You can check out my podcast episode with Montessori teacher, Adeline Dubreuil, where we discuss how to foster independence in the kitchen, for some tips on ways to get your toddler involved in cooking.
Place whole veggies alongside the hidden veggie recipe
If you can’t get your toddler to join you in the kitchen, but you really want to test out this new hidden veggie recipe you found, or you want to make up one of their favourites, I challenge you to acknowledge the fact that the recipe has veggies in it by serving the whole version alongside the recipe. So, if you blended carrots into the cheese sauce for mac and cheese, serve some carrots beside the noodles on their plate. In this example, of course be mindful that raw carrots are a choking hazard, but you could always roast/steam them first. Just make sure they’re identifiable as carrots, and served safely.
MY FINAL TIP
I know this way isn’t as easy. I know that it may result in more protests at mealtimes, or more food going uneaten (in the short term). But we need to remember that it’s all a learning process…and the learning never happens unless we teach them. Kids need the opportunity to explore veggies with all of their senses in order to learn to like them. It takes many, many exposures in some cases!
Now, I don’t expect you to read out a full ingredient list every time you serve a meal – that’s just not necessary. But, if your child asks you if there’s veggies in something, or they say: “What’s in this mama?”…please tell them the truth. Don’t try to sneak it in under their radar, it’s not worth it in the long run!

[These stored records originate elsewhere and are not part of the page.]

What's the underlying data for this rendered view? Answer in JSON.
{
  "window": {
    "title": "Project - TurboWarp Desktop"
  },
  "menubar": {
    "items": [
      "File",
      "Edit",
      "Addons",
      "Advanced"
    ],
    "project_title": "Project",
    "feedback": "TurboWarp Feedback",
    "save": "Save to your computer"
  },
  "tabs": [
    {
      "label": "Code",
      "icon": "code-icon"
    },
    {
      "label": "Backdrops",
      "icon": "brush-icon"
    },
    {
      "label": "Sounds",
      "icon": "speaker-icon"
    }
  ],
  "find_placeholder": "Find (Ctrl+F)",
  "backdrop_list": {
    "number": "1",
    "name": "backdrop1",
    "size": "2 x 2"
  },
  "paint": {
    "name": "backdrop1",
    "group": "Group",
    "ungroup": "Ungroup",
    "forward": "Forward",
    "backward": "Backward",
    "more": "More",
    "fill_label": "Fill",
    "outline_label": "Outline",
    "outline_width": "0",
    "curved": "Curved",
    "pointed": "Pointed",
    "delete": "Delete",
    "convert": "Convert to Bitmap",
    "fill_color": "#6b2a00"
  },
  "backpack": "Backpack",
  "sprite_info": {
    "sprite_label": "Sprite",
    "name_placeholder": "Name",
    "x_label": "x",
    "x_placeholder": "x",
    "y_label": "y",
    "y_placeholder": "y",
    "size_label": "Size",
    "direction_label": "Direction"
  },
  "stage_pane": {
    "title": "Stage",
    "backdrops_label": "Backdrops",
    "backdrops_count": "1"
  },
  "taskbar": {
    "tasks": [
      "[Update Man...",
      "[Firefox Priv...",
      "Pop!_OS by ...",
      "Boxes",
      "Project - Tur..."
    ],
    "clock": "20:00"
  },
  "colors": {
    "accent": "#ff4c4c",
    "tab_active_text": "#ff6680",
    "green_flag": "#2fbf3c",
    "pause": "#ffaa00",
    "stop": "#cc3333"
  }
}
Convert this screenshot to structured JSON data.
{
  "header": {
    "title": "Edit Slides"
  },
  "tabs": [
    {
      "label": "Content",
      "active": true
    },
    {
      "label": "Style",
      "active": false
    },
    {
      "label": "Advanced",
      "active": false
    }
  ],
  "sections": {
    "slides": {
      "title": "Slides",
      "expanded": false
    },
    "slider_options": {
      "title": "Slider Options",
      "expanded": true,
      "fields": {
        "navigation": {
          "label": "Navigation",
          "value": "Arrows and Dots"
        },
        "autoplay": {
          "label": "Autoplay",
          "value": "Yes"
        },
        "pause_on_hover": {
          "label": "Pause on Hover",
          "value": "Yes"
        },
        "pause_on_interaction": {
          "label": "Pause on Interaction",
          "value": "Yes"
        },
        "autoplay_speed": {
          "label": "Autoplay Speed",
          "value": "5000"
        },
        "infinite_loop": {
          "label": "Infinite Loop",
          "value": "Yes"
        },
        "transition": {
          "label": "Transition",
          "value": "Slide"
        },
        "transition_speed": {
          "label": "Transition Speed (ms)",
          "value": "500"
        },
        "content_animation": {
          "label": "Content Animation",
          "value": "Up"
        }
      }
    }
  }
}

If you want a complete step by step guide on how to manage, and even prevent, picky eating – including the classic refusal to eat any veggies – enroll in my Feeding Toddlers online course! I provide you with all of my expert strategies on how to increase exposures, make mealtimes fun and stress-free, and help your toddler get the nutrition they need. Sign up today!